__Provided entries__:

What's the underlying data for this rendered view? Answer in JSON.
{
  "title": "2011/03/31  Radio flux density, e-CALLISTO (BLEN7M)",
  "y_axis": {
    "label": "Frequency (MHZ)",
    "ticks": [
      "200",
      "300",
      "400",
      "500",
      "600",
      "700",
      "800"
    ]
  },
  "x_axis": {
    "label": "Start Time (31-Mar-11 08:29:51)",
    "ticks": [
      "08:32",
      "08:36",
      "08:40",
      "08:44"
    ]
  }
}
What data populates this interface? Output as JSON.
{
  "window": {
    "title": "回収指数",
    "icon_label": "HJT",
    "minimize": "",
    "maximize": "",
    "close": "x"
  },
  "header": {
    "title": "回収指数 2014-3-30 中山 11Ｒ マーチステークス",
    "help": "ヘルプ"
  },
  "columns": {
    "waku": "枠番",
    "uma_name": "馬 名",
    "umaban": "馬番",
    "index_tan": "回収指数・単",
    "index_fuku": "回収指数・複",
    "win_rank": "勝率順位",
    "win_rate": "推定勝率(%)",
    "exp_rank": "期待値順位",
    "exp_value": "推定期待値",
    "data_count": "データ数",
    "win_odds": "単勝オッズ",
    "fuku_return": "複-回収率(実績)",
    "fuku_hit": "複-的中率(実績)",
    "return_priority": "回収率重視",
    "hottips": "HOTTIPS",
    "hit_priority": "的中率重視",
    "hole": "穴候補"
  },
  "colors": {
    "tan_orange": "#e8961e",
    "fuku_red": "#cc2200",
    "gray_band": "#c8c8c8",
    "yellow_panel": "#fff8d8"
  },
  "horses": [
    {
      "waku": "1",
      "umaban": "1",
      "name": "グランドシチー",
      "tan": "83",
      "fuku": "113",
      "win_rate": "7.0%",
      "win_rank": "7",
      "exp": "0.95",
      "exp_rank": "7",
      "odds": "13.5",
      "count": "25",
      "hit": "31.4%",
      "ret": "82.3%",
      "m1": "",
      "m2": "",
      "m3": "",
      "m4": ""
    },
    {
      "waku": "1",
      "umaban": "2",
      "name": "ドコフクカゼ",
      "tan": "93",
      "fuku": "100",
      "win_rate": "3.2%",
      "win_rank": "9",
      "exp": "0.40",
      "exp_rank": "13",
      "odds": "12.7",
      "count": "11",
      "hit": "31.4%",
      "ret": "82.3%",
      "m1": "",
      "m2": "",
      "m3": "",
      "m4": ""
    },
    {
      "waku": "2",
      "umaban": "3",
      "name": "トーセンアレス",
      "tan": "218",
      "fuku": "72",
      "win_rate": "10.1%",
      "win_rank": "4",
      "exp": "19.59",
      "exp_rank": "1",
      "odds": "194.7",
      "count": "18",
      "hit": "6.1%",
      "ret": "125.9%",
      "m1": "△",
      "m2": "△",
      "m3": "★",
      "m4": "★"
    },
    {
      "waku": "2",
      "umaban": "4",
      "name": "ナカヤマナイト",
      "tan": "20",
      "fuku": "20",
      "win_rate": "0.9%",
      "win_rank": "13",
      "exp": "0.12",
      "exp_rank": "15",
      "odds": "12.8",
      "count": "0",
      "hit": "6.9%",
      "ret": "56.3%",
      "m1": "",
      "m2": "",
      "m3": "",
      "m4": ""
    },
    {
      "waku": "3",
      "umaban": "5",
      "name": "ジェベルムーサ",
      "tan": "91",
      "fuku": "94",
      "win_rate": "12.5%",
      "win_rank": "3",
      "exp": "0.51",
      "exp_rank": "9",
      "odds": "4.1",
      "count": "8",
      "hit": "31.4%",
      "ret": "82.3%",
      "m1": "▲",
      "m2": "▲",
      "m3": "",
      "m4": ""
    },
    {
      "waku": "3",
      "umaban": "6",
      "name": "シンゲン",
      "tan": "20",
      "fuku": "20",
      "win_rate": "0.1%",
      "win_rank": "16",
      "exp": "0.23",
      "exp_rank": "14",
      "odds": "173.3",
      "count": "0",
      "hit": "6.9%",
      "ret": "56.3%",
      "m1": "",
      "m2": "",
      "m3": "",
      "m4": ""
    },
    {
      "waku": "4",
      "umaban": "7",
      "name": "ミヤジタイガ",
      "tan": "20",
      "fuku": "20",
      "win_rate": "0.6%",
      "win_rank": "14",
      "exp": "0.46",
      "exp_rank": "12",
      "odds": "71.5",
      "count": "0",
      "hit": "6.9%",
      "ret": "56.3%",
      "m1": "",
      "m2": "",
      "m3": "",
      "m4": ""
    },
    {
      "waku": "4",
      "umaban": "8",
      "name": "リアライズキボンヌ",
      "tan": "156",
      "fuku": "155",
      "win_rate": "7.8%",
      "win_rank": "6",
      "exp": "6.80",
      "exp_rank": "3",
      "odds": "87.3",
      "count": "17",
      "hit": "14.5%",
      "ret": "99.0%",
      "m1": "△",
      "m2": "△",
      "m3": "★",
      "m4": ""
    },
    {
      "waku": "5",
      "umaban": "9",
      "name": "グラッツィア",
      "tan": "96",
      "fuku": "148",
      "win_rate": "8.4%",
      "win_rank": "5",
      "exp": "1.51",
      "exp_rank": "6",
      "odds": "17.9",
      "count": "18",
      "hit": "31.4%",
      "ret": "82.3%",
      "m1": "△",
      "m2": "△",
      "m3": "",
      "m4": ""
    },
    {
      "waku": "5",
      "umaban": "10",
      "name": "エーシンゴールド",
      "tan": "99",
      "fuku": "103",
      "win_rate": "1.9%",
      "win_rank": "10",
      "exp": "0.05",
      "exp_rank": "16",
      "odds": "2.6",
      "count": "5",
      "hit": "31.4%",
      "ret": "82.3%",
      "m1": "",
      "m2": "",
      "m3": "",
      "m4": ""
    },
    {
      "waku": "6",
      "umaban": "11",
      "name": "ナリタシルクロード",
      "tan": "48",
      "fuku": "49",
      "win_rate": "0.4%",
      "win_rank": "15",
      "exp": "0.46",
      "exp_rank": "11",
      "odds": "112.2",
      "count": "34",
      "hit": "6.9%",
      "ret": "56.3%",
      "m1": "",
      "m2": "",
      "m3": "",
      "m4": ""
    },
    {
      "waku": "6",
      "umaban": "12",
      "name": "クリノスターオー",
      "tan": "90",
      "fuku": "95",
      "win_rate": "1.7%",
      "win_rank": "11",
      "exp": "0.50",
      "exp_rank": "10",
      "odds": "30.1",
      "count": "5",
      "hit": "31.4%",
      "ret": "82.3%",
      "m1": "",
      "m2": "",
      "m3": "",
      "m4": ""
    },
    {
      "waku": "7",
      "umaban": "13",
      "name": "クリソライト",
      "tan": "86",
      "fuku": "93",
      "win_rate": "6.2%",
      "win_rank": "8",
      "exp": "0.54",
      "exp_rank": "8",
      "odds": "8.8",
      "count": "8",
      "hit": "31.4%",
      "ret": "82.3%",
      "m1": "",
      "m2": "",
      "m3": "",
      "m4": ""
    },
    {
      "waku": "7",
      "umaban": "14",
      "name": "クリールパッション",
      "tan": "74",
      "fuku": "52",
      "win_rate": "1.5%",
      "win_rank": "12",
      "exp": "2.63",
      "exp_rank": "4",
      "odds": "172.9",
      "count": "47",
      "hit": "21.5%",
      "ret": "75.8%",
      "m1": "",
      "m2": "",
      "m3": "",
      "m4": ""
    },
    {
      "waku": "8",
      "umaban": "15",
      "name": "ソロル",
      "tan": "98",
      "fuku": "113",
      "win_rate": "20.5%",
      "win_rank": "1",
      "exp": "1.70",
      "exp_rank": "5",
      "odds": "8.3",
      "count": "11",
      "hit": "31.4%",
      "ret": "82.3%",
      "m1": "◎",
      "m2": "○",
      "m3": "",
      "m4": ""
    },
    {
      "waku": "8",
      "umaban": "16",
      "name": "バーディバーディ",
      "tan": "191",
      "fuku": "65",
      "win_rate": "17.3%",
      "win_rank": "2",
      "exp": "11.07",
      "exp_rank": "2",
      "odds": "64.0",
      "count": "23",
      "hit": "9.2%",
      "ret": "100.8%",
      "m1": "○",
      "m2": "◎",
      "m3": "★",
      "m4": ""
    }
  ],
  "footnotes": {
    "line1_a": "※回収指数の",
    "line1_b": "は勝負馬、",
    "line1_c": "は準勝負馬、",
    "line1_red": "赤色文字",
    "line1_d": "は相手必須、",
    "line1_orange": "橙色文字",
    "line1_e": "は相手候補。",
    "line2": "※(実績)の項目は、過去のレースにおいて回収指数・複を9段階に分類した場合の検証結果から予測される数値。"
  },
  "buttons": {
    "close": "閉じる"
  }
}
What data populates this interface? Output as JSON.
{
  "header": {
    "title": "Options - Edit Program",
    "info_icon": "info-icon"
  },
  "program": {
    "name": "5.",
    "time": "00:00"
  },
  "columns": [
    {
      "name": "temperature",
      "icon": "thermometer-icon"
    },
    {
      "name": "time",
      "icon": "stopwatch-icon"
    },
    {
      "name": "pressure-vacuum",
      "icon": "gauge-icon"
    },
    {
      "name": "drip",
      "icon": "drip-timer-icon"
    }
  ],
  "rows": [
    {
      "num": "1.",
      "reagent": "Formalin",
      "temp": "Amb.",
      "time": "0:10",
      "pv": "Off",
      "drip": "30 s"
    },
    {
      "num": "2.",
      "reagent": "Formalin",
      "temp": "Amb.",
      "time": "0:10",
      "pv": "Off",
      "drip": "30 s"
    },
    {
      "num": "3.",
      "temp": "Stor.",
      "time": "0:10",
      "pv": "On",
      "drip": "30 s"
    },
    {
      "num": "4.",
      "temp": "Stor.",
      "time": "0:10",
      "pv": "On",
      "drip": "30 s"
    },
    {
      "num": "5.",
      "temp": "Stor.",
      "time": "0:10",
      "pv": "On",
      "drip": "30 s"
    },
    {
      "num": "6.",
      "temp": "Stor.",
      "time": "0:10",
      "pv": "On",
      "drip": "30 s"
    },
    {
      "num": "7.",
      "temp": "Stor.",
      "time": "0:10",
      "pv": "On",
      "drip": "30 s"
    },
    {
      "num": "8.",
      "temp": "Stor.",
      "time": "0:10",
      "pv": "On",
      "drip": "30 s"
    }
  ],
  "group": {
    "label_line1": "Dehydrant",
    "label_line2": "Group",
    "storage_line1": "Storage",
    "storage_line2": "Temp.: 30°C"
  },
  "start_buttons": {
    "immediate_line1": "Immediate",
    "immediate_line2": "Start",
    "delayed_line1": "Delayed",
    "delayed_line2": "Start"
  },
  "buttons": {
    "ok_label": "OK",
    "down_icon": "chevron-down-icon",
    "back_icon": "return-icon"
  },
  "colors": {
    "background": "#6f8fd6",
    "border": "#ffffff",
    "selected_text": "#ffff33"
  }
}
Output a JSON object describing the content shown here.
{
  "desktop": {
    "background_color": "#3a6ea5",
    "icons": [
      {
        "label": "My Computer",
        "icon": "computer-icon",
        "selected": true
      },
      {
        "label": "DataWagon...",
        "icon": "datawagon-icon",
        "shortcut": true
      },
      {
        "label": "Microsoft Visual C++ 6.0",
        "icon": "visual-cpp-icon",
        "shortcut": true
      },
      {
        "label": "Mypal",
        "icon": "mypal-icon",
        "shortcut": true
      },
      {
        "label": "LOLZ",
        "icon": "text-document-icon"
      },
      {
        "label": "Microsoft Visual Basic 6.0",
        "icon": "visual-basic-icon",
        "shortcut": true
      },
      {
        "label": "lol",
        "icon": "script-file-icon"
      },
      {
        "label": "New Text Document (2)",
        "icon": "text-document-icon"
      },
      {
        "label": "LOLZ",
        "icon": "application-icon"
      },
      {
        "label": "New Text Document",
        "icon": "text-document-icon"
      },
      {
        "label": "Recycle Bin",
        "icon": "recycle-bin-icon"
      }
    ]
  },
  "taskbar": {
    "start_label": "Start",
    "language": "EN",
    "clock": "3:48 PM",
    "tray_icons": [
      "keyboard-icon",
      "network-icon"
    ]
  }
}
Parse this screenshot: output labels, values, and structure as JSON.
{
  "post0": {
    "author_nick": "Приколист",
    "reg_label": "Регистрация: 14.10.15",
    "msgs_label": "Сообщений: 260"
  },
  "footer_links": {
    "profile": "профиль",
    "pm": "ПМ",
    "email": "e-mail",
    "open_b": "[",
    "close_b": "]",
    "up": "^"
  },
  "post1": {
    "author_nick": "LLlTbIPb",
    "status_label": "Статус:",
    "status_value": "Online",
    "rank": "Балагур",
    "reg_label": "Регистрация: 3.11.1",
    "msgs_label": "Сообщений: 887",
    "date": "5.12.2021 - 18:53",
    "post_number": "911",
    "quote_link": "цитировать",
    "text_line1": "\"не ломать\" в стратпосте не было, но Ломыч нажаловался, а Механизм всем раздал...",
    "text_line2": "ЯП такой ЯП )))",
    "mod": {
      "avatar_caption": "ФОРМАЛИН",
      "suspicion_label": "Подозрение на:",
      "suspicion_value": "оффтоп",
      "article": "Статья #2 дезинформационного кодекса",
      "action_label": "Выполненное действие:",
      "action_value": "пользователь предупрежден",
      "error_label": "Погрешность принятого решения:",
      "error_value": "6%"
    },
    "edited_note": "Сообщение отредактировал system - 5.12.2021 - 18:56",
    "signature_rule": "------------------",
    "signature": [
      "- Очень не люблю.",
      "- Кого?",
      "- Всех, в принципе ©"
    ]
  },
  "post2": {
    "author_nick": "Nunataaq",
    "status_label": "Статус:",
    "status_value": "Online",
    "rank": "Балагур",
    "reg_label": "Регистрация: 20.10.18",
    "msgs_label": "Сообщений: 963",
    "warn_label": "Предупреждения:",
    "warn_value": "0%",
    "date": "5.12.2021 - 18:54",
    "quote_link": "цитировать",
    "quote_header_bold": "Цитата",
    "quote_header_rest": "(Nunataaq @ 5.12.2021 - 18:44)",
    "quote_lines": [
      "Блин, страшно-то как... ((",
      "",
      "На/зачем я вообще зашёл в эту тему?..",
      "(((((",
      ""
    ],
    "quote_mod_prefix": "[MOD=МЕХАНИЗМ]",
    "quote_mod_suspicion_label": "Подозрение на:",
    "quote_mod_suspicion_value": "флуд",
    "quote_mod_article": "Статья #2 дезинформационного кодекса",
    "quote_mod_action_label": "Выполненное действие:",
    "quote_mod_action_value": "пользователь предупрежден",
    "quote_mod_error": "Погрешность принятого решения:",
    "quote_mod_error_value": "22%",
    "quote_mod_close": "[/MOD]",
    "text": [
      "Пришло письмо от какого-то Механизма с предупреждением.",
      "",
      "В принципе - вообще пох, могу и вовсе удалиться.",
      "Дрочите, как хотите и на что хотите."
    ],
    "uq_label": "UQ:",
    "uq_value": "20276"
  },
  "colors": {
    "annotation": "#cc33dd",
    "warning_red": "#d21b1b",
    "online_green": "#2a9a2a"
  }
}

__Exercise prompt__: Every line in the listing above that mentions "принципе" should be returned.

__Response to this exercise__:
      "- Всех, в принципе ©"
      "В принципе - вообще пох, могу и вовсе удалиться.",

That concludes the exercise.